Marcelo Barrios, director of business development, global services, at StorageTek, sees three areas where storage staffs struggles to keep up: data protection, capacity planning and interoperability. StorageTek--like other high-end companies such as Electronic Data Systems (EDS), IBM Global Services and MSI--provides a variety of storage outsourcing services and Barrios has found that data protection is most frequently outsourced.
Why is that? "Backup and recovery duties are frequently outsourced because they can be a distraction when you are trying to focus on mission-critical applications that help run your business everyday," says Barrios.
Another reason for a company to outsource its storage is the recent rush of compliance regulations on data. "A company has to ask itself: Do we have the people and skills to get ourselves compliant," says Doug Chandler, program director of storage and data management services at IDC in Framingham, MA. "If not, then maybe we should be outsourcing."
Chandler points to companies such as LiveVault for outsourced backup and Iron Mountain for e-mail archiving. Zantaz also outsources e-mail archiving for regulated industries. But he adds that when it comes to your primary storage, third-party management is risky. Primary storage is data that should always "stay within a company's walls," he says.

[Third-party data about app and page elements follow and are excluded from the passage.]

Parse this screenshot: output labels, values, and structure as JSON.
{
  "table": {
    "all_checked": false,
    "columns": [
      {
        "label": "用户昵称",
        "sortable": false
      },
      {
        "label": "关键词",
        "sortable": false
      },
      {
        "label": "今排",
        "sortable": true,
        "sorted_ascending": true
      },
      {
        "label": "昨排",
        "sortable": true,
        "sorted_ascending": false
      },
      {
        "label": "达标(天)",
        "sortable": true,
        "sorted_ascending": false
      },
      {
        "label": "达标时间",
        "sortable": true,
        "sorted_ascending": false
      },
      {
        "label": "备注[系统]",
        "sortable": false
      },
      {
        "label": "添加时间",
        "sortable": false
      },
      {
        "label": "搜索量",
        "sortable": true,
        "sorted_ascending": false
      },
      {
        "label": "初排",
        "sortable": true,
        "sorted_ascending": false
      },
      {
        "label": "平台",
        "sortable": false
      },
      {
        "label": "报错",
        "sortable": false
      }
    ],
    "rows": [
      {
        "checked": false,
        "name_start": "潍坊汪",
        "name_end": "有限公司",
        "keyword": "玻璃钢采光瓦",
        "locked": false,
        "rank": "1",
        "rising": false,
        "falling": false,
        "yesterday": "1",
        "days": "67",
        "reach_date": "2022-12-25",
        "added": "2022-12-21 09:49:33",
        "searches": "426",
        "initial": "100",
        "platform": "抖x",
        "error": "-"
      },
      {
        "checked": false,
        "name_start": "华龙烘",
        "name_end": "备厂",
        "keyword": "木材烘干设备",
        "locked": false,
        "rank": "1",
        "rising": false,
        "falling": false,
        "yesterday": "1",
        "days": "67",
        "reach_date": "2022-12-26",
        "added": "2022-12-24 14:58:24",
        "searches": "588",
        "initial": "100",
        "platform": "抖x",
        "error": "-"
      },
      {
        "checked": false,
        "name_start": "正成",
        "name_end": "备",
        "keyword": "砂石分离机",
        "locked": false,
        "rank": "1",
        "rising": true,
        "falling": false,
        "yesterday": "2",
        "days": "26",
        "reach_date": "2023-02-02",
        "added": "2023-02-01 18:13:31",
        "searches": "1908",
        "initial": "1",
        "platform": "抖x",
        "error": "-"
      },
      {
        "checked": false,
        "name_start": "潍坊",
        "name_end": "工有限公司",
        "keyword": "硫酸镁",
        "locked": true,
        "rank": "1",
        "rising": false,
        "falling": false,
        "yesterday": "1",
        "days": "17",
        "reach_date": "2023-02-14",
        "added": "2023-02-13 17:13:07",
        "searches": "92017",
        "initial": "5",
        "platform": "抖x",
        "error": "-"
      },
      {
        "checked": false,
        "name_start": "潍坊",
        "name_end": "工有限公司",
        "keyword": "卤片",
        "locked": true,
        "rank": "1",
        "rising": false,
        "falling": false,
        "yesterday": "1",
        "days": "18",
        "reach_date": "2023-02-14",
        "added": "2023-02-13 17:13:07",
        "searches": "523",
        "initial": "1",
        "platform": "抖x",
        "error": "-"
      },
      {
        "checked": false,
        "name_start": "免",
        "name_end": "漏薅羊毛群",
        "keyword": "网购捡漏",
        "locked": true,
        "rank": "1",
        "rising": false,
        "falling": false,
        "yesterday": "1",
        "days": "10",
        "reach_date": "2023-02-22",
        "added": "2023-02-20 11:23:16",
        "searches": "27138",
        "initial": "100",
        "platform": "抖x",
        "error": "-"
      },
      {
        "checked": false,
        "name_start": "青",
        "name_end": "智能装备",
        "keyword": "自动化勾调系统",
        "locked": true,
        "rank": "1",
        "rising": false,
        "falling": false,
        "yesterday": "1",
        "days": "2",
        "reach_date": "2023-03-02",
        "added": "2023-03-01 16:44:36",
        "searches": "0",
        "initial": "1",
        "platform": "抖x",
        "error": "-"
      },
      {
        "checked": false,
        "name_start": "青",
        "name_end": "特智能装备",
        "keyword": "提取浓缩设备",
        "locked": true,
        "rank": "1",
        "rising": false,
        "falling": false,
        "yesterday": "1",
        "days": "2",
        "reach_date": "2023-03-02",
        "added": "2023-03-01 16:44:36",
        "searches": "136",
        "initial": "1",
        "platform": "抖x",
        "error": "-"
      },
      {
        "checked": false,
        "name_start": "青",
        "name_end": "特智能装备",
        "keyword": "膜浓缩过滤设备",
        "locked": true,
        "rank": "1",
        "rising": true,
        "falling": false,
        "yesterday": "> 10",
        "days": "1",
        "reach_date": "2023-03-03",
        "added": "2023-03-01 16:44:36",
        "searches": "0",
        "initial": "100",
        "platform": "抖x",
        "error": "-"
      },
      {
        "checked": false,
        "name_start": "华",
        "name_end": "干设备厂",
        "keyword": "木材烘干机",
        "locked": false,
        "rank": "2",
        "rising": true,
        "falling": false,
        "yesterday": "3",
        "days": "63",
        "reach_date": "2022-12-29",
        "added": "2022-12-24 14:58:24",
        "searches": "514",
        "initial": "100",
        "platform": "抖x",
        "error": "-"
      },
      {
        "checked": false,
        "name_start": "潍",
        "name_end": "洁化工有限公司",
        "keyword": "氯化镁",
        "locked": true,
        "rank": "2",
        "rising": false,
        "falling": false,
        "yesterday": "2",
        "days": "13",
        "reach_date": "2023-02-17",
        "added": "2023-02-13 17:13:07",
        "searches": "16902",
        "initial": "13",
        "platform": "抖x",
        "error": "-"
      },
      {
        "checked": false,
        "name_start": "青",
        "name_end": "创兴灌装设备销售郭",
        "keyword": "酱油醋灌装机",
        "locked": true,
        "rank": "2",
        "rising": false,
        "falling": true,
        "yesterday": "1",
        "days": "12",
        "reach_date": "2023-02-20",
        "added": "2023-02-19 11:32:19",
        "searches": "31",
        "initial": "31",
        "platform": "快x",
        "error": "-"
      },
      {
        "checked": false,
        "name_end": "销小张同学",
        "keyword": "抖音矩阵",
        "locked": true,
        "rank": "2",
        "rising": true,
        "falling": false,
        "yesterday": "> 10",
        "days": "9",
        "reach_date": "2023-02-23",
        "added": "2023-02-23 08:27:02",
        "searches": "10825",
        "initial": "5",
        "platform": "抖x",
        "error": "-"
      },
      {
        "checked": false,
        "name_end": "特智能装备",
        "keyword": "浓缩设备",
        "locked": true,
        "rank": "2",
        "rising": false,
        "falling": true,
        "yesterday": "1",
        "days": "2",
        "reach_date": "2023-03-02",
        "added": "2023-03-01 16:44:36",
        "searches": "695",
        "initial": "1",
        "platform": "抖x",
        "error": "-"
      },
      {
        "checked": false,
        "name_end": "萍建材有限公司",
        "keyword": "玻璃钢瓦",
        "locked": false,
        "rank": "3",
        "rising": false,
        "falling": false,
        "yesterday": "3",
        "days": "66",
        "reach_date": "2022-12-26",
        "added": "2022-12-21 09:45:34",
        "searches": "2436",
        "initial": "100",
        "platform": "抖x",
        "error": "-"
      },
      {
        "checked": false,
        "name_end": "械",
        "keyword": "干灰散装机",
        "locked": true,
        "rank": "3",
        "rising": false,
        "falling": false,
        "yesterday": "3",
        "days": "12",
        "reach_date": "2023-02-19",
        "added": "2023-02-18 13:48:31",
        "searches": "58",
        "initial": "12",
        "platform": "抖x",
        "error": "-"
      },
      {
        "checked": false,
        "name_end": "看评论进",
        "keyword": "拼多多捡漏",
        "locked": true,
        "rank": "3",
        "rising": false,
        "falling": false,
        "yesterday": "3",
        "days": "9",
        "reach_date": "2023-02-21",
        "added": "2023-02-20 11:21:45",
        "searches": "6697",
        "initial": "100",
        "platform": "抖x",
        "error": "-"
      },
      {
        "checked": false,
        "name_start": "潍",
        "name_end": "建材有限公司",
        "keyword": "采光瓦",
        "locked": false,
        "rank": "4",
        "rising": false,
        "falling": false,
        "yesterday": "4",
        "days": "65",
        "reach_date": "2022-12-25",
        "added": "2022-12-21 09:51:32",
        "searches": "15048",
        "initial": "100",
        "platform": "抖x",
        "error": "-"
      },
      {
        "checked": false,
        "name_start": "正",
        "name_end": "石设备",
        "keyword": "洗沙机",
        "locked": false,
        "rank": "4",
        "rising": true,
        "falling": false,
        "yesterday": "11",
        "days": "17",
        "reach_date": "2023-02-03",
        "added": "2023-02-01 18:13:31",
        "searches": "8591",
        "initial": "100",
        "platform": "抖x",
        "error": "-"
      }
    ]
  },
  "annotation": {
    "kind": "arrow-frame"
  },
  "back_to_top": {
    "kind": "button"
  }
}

Randy Kerns, storage analyst and partner at The Evaluator Group, believes that a company can lose control of its data to outsourcing, and also lose manpower to the staffing reductions that sometimes result from outsourcing. "A company can lose the people that manage and administer its most valuable asset--its data," says Kerns. "These people are difficult to find and take a long time to become proficient."
But StorageTek's Barrios maintains that outsourcing is more likely to "free up your staff to do more" and predicts that outsourcing in the storage industry will continue to grow as long as outsourcers "stay efficient" by providing the same service at a lower cost.
In some cases, an outsourcer will guarantee improved service of, say, a company's backup and recovery. This may cost more upfront, but Barrios says that ultimately "you will save on maintenance and other expenses like buying tapes."
Still, Kerns warns that outsourcing is not something to do halfway. "I don't think there's a segment of storage that can be carved off and outsourced effectively," he says. "It's either all or nothing."